Pellets are often confused with mammal droppings, or scats, but are in fact regurgitated undigested food left by birds. They are usually found where birds have been feeding, roosting or nesting, and though wet and soft when fresh, soon dry out and harden.

All birds produce pellets, depending on what they have been eating, though some are more obvious than others. The ones found most frequently are those from raptors, which feed on mammals and birds – the fur, bones and feathers remain undigested.

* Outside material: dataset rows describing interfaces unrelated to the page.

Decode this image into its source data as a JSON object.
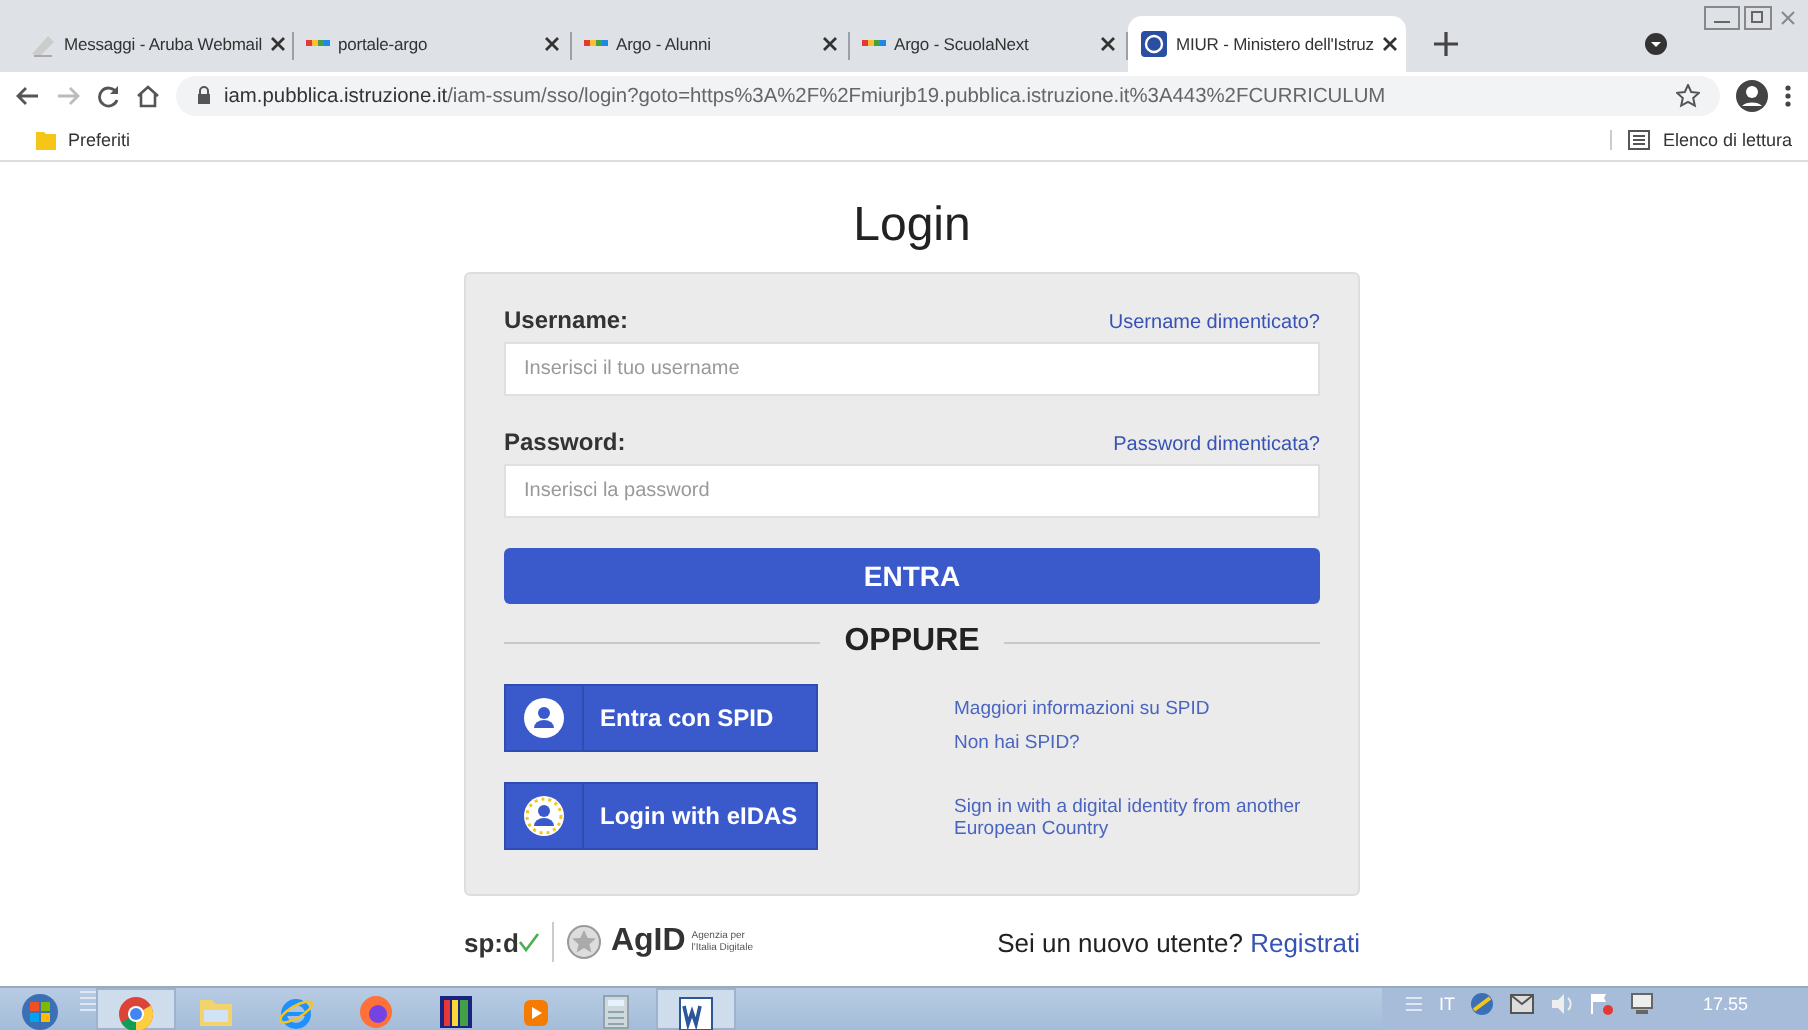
{
  "browser": {
    "tabs": [
      {
        "kind": "mail",
        "title": "Messaggi - Aruba Webmail",
        "selected": false
      },
      {
        "kind": "argo",
        "title": "portale-argo",
        "selected": false
      },
      {
        "kind": "argo",
        "title": "Argo - Alunni",
        "selected": false
      },
      {
        "kind": "argo",
        "title": "Argo - ScuolaNext",
        "selected": false
      },
      {
        "kind": "miur",
        "title": "MIUR - Ministero dell'Istruz",
        "selected": true
      }
    ],
    "address": {
      "host": "iam.pubblica.istruzione.it",
      "path": "/iam-ssum/sso/login?goto=https%3A%2F%2Fmiurjb19.pubblica.istruzione.it%3A443%2FCURRICULUM"
    },
    "bookmarks": [
      "Preferiti"
    ],
    "reading_list": "Elenco di lettura"
  },
  "login": {
    "title": "Login",
    "fields": [
      {
        "label": "Username:",
        "link": "Username dimenticato?",
        "placeholder": "Inserisci il tuo username"
      },
      {
        "label": "Password:",
        "link": "Password dimenticata?",
        "placeholder": "Inserisci la password"
      }
    ],
    "submit": "ENTRA",
    "divider": "OPPURE",
    "providers": [
      {
        "kind": "spid",
        "label": "Entra con SPID",
        "links": [
          "Maggiori informazioni su SPID",
          "Non hai SPID?"
        ]
      },
      {
        "kind": "eidas",
        "label": "Login with eIDAS",
        "links": [
          "Sign in with a digital identity from another European Country"
        ]
      }
    ]
  },
  "footer": {
    "spid_logo": "sp:d",
    "agid_logo": "AgID",
    "agid_caption": "Agenzia per l'Italia Digitale",
    "signup_prompt": "Sei un nuovo utente?",
    "signup_link": "Registrati"
  },
  "taskbar": {
    "apps": [
      {
        "kind": "start",
        "selected": false
      },
      {
        "kind": "chrome",
        "selected": true
      },
      {
        "kind": "folder",
        "selected": false
      },
      {
        "kind": "ie",
        "selected": false
      },
      {
        "kind": "firefox",
        "selected": false
      },
      {
        "kind": "paint",
        "selected": false
      },
      {
        "kind": "media",
        "selected": false
      },
      {
        "kind": "calculator",
        "selected": false
      },
      {
        "kind": "word",
        "selected": true
      }
    ],
    "language": "IT",
    "clock": "17.55"
  }
}
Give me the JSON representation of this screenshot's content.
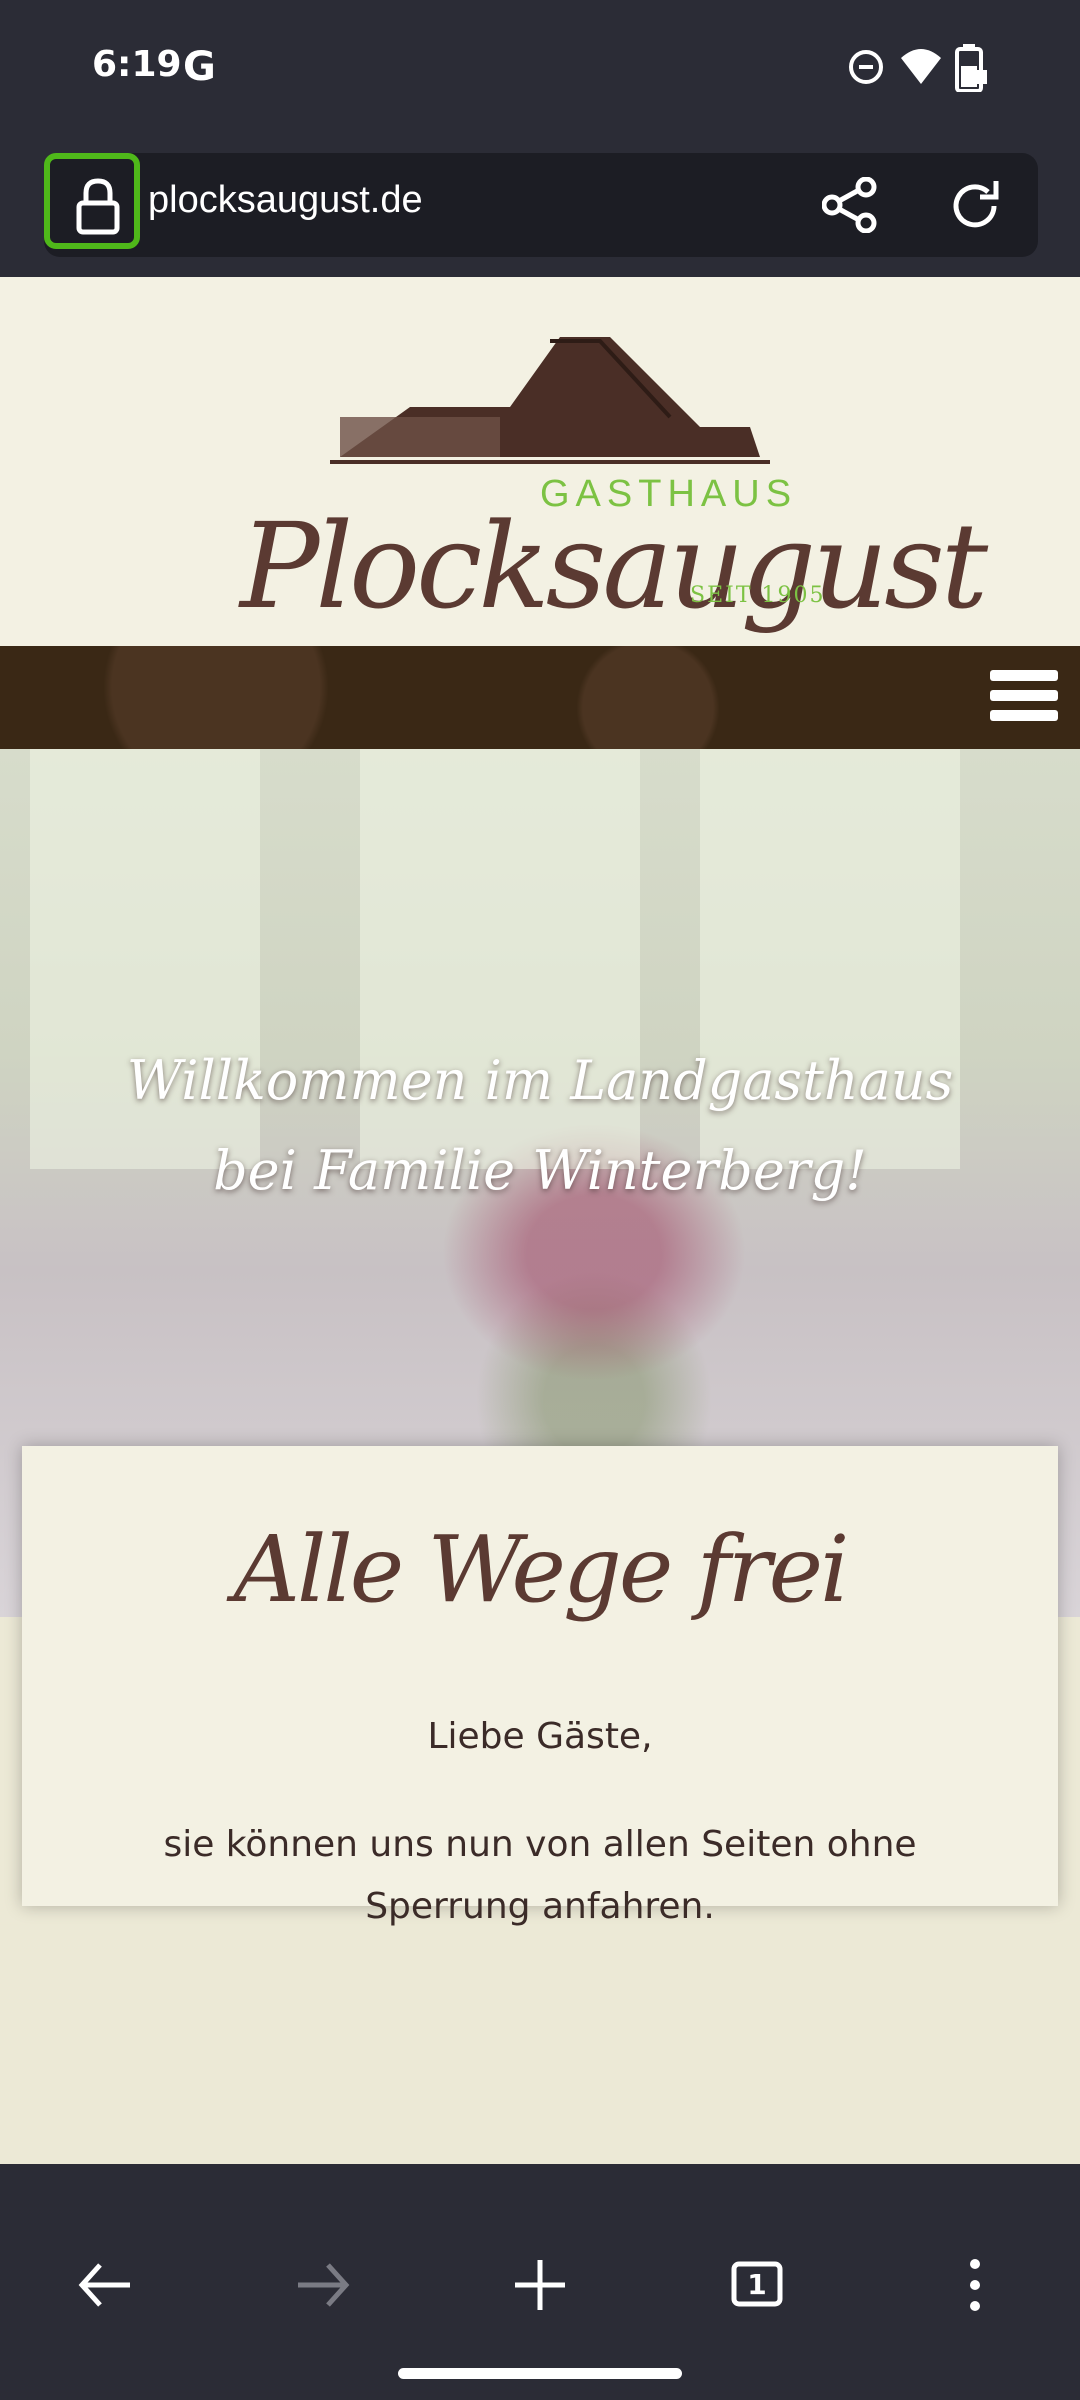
{
  "status_bar": {
    "time": "6:19",
    "app_icon": "G"
  },
  "browser": {
    "url": "plocksaugust.de",
    "tab_count": "1"
  },
  "logo": {
    "gasthaus": "GASTHAUS",
    "name": "Plocksaugust",
    "since": "SEIT 1905"
  },
  "hero": {
    "line1": "Willkommen im Landgasthaus",
    "line2": "bei Familie Winterberg!"
  },
  "card": {
    "title": "Alle Wege frei",
    "greeting": "Liebe Gäste,",
    "body": "sie können uns nun von allen Seiten ohne Sperrung anfahren."
  },
  "colors": {
    "highlight": "#4fb81a",
    "brand_brown": "#5b3a32",
    "brand_green": "#7cc243",
    "chrome": "#2b2c36"
  }
}
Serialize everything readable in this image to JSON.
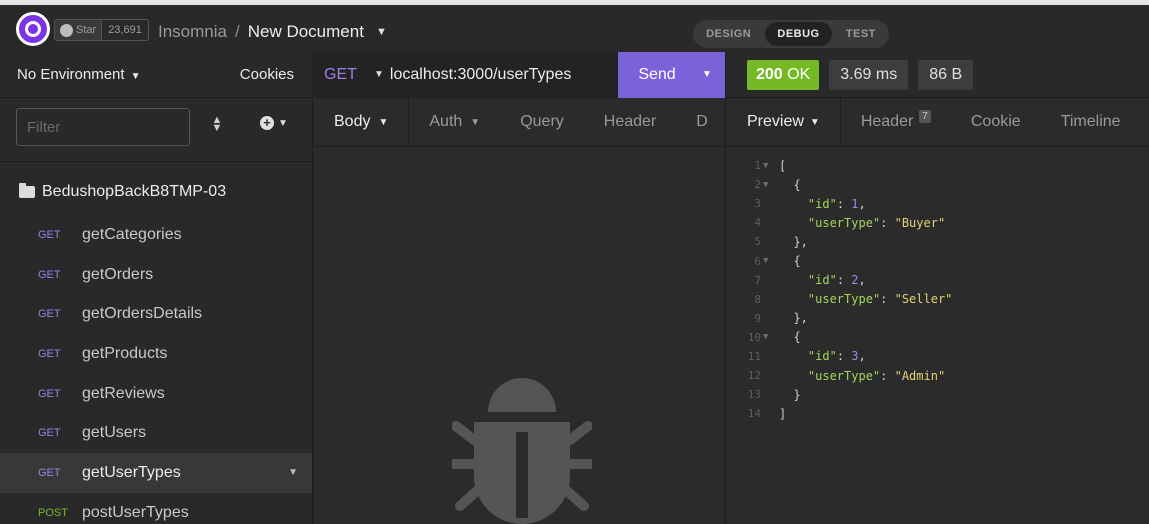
{
  "app": {
    "github_star_label": "Star",
    "github_star_count": "23,691",
    "breadcrumb_root": "Insomnia",
    "breadcrumb_separator": "/",
    "document_name": "New Document",
    "modes": [
      "DESIGN",
      "DEBUG",
      "TEST"
    ],
    "active_mode": "DEBUG"
  },
  "sidebar": {
    "environment": "No Environment",
    "cookies": "Cookies",
    "filter_placeholder": "Filter",
    "folder_name": "BedushopBackB8TMP-03",
    "requests": [
      {
        "method": "GET",
        "name": "getCategories",
        "active": false
      },
      {
        "method": "GET",
        "name": "getOrders",
        "active": false
      },
      {
        "method": "GET",
        "name": "getOrdersDetails",
        "active": false
      },
      {
        "method": "GET",
        "name": "getProducts",
        "active": false
      },
      {
        "method": "GET",
        "name": "getReviews",
        "active": false
      },
      {
        "method": "GET",
        "name": "getUsers",
        "active": false
      },
      {
        "method": "GET",
        "name": "getUserTypes",
        "active": true
      },
      {
        "method": "POST",
        "name": "postUserTypes",
        "active": false
      }
    ]
  },
  "request": {
    "method": "GET",
    "url": "localhost:3000/userTypes",
    "send_label": "Send",
    "tabs": [
      "Body",
      "Auth",
      "Query",
      "Header",
      "D"
    ]
  },
  "response": {
    "status": "200",
    "status_text": "OK",
    "time": "3.69 ms",
    "size": "86 B",
    "tabs": [
      "Preview",
      "Header",
      "Cookie",
      "Timeline"
    ],
    "header_count": "7",
    "lines": [
      "[",
      "  {",
      "    \"id\": 1,",
      "    \"userType\": \"Buyer\"",
      "  },",
      "  {",
      "    \"id\": 2,",
      "    \"userType\": \"Seller\"",
      "  },",
      "  {",
      "    \"id\": 3,",
      "    \"userType\": \"Admin\"",
      "  }",
      "]"
    ]
  },
  "colors": {
    "accent": "#7b62d8",
    "get_method": "#9e80e8",
    "post_method": "#75ba24",
    "status_ok": "#75ba24"
  }
}
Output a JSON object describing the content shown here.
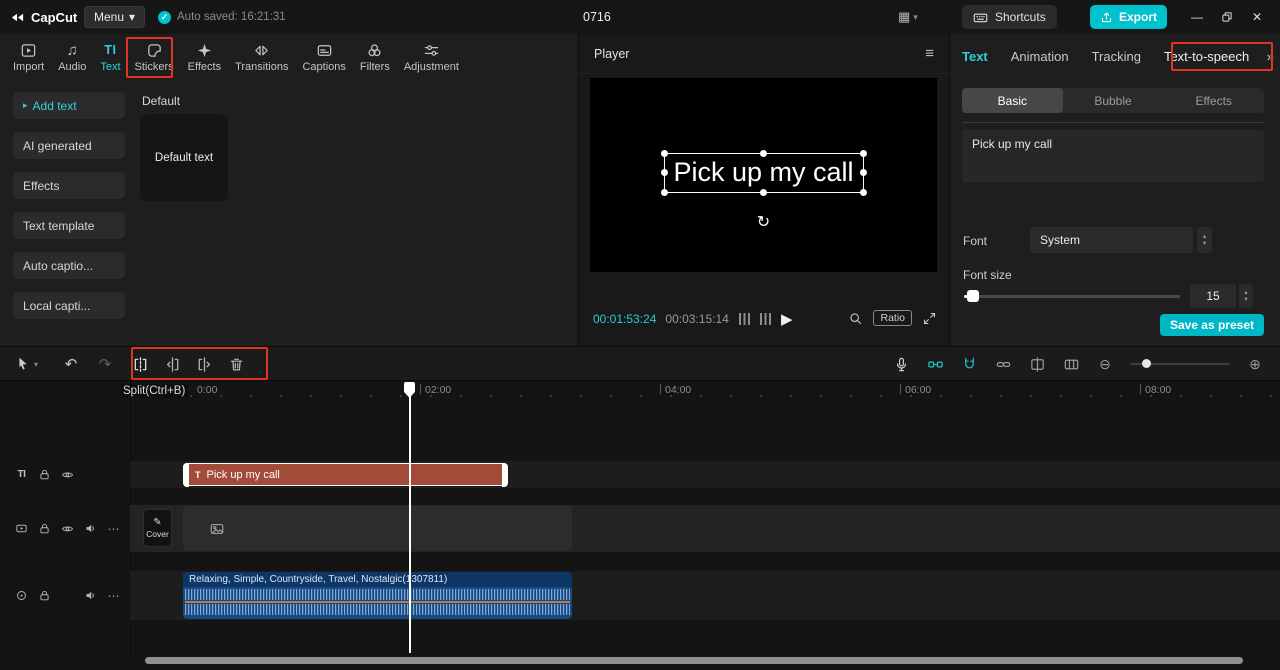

In other bird species, fish bones and scales, seeds, plant matter, shells and insect remains may all be packaged up into a single pellet. Some large seabirds, such as gulls and skuas, swallow petrels, auks and rodents whole – subsequent pellets contain almost intact bones and wings.

How to identify different bird pellets

Buzzard pellet

Size 4.5–6cm

Large; fur and feathers but few bones as food is picked apart; under trees and telegraph poles and in fields.

Kestrel pellet

Size 2–4cm

Small; fur, small mammal bones and (on heaths) reptile scales and bones. Below nestboxes and holes in trees.

Peregrine pellet

Size 2–6cm

Large, thick, round; small body feathers, sometimes bones. Below favoured perches on buildings.

Sparrowhawk pellet

Size 5–6cm

Small – round at one end, pointed at the other; lots of small feathers. Below favourite plucking perches.

Tawny owl pellet

Size 2–5cm

Medium-sized; fur and bones of small mammals; birds’ skulls and bones. Below roost and nest sites in trees.

Tawny owl pellet. © Mike Langman

Great black backed gull pellet

Size 3.5–5.5cm

Large, loose, fibrous; plant, insect, fish and mammal remains. Eats small seabirds and mammals whole

Herring gull pellet

Size 2.5–5cm

Coarse, fibrous, loose, yellow-brown; grass, insect parts, grain, bones, skulls, fish bones, scales. Near nests.

Magpie pellet

Size 3.5–4.5cm

Elongated and pointed; mix of seeds, bits of grass, insect wingcases, bones and fur. Lawns and short grassland.

Rook pellet

Size 3–4cm

Fibrous; vegetable matter, seeds, insect remains. Below rookeries and in fields where the birds feed.

Blackbird pellet

Size 1–2cm

Tightly packed, small, short, oval-shaped; full of insect body parts and fruit pips. Lawns and feeding sites.

Robin pellet

Size 1cm

Raisin-sized; insects, woodlice, seeds, centipede parts. Close to nests or below favourite singing perches.

Redshank pellet

Size 1–2cm

Small, moist, loose; crustaceans, seeds, grit, worms, shell fragments. Breakwaters, seawalls, mudflats.

Illustrations: Mike Langman